The funny thing is that the good times began for the Detroit organization right after they made a deal that was extremely similar to the Unger-Berenson disaster of the early 1970′s. On June 15, 1989 Detroit GM Jim Devallano traded C Adam Oates and Paul MacLean to St. Louis for Bernie Federko and Tony McGegney. Federko had 73 NHL games left in him, McGegney 122. What did St. Louis get? Well, MacLean had 115 games left and Oates was pretty much spent too. He played only 1,091 more NHL games after the trade. It was worse than the Unger trade because Oates was a better player.
That was June 15, 1989. Two days later at the NHL draft, the Red Wings list delivered a magical group of hockey players that would eventually change Hockeytown forever.
- 11th overall: Mike Sillinger 1049 NHL games

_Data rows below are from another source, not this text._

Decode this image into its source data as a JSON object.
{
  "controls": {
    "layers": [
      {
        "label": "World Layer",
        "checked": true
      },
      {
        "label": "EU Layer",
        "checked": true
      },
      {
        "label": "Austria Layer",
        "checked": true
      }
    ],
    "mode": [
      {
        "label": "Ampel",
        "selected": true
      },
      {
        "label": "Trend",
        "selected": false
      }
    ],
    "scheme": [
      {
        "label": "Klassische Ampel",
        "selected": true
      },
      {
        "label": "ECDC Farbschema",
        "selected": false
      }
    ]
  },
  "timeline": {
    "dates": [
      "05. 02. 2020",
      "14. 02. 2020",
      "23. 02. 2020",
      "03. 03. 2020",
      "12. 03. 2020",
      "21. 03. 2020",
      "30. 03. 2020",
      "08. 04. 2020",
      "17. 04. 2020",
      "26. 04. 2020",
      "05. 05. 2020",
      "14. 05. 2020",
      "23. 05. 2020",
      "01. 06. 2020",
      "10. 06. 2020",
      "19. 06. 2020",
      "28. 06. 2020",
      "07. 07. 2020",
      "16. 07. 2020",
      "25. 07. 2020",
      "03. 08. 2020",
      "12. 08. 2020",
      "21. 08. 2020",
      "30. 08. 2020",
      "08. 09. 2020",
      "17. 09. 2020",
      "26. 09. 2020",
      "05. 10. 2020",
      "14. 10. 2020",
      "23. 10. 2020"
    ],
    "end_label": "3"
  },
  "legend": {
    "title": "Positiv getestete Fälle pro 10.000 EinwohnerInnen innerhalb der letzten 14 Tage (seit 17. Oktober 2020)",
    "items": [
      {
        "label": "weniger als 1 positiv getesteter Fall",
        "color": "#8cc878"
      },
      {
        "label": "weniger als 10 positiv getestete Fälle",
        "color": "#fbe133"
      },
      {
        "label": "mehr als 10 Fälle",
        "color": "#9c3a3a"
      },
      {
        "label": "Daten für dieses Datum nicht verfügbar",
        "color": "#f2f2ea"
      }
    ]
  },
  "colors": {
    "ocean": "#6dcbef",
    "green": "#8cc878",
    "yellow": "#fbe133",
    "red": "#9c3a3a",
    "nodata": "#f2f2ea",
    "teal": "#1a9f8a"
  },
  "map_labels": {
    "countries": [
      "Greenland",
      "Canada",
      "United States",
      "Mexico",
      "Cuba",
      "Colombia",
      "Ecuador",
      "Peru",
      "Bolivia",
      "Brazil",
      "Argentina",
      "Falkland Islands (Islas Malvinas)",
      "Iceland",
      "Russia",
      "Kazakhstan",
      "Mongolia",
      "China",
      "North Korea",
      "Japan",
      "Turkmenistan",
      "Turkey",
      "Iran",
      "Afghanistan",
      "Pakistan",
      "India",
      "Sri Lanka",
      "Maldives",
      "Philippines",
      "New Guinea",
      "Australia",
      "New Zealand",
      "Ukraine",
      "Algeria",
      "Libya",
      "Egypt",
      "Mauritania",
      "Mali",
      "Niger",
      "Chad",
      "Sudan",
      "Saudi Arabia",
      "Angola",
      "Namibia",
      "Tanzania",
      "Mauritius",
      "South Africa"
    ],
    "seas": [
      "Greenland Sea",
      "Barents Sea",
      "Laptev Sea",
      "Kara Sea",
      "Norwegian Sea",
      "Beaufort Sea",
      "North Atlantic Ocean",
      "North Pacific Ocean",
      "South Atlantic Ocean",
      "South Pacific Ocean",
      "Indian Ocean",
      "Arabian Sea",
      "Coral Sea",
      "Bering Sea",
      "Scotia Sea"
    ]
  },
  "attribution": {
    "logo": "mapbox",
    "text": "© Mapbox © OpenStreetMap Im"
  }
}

- 32nd overall: Bob Boughner 630 NHL games
- 53rd overall: Nick Lidstrom 1425 NHL games and counting
- 74th overall: Sergei Fedorov 1248 NHL games
- 116th overall: Dallas Drake 1009 NHL games

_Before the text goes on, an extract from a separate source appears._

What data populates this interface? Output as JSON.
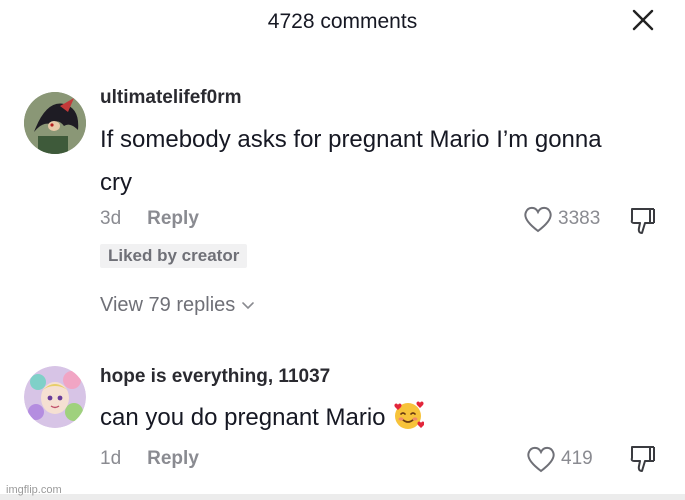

- 221 overall: Vladimir Konstantinov 446 NHL games
What’s the lesson here? Well, the big item is that the Magnificent Bastard’s draft list is more important than tonight’s (or any night’s) game this season. However, I think there’s also a lesson in the Oates trade that goes something like this: when you procure young talent in large quantities over a short period of time with an eye to rebuilding everything, there will be some players who slip through the cracks.
During the 4 Tambellini dynasties, Edmonton has let go of the following players who were drafted by the organization:

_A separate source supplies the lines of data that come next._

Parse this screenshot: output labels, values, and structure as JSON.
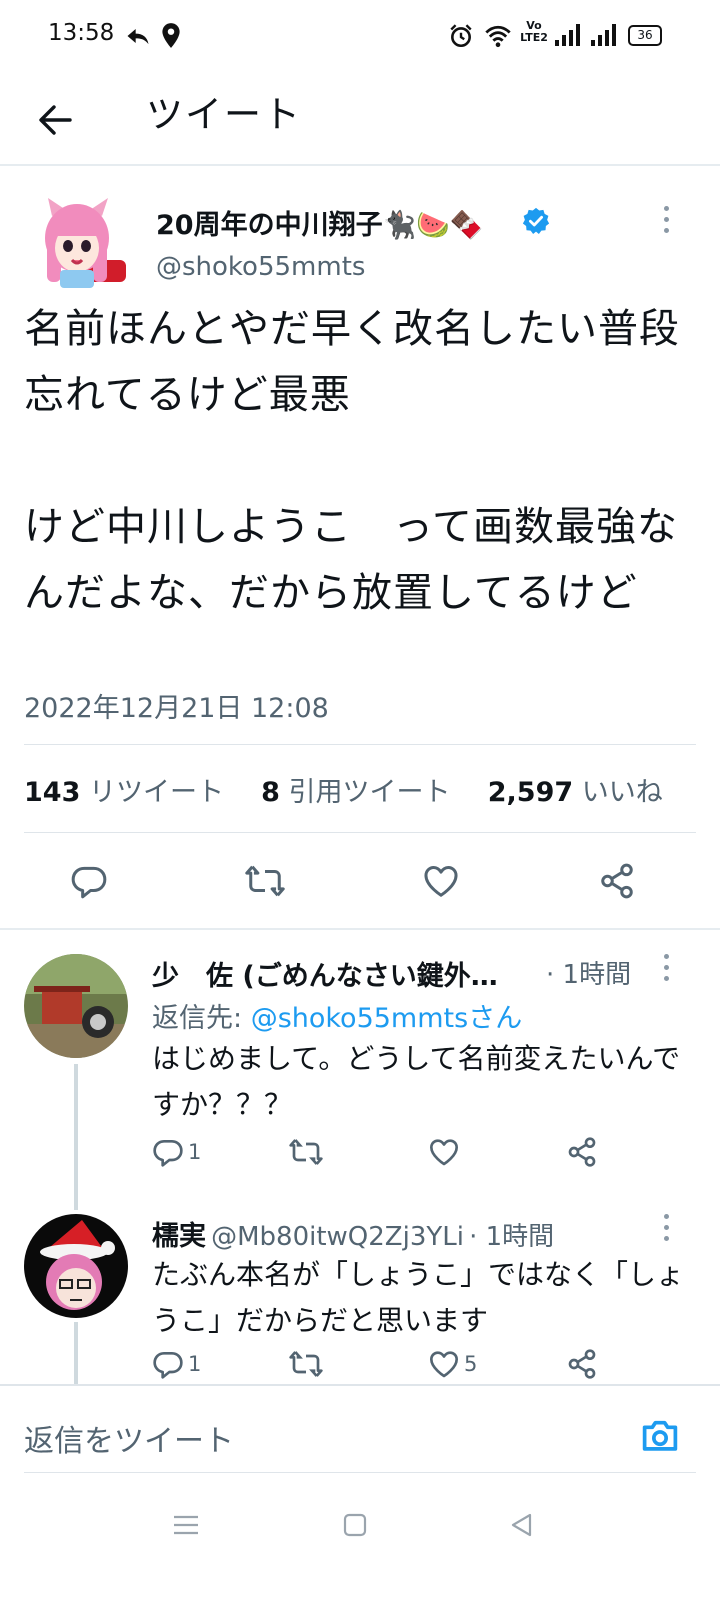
{
  "status_bar": {
    "time": "13:58",
    "battery": "36",
    "volte_label_top": "Vo",
    "volte_label_bottom": "LTE2"
  },
  "header": {
    "title": "ツイート"
  },
  "main_tweet": {
    "display_name": "20周年の中川翔子🐈‍⬛🍉🍫",
    "handle": "@shoko55mmts",
    "body": "名前ほんとやだ早く改名したい普段忘れてるけど最悪\n\nけど中川しようこ　って画数最強なんだよな、だから放置してるけど",
    "timestamp": "2022年12月21日 12:08",
    "retweets_count": "143",
    "retweets_label": "リツイート",
    "quotes_count": "8",
    "quotes_label": "引用ツイート",
    "likes_count": "2,597",
    "likes_label": "いいね"
  },
  "replies": [
    {
      "display_name": "少　佐 (ごめんなさい鍵外…",
      "time": "· 1時間",
      "reply_to_prefix": "返信先: ",
      "reply_to_handle": "@shoko55mmtsさん",
      "body": "はじめまして。どうして名前変えたいんですか？？？",
      "reply_count": "1",
      "retweet_count": "",
      "like_count": ""
    },
    {
      "display_name": "檽実",
      "handle": "@Mb80itwQ2Zj3YLi",
      "time": "· 1時間",
      "body": "たぶん本名が「しょうこ」ではなく「しょうこ」だからだと思います",
      "reply_count": "1",
      "retweet_count": "",
      "like_count": "5"
    }
  ],
  "compose": {
    "placeholder": "返信をツイート"
  },
  "colors": {
    "accent": "#1d9bf0",
    "muted": "#536471",
    "text": "#0f1419"
  }
}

- June 27, 2009: Traded C Kyle Brodziak to Minnesota Wild.
- September 29, 2009: Lost C Rob Schremp to waivers (NY Islanders).
- March 2, 2010: Traded D Cody Wild to Boston (Matt Marquardt).
- June 26, 2010: Traded C Riley Nash to Carolina (Martin Marincin).
- June 28, 2010: Oilers decline qualifying offers to C Marc Pouliot, R Colin McDonald, C Geoff Paukovich and L Slava Trukhno.
No Adam Oates so far, and for the most part the return for these players looks solid (Roy in the Brodziak trade, Marincin, etc). None of the players Tambellini’s dealt have become something more (yet) after leaving town. Trading Brodziak (and not replacing him) and flushing Pouliot are the two items I’d mention as being questionable, and I’m sure there are many who believe Schremp will be the Adam Oates in this scenario. I’m not one of them.
Tambellini has acquired more bullets for his scouting department. I think that’s an important thing to do and he should be given credit for it. Still, we’ll watch these young men as they continue along their careers. There has been some talent sent away.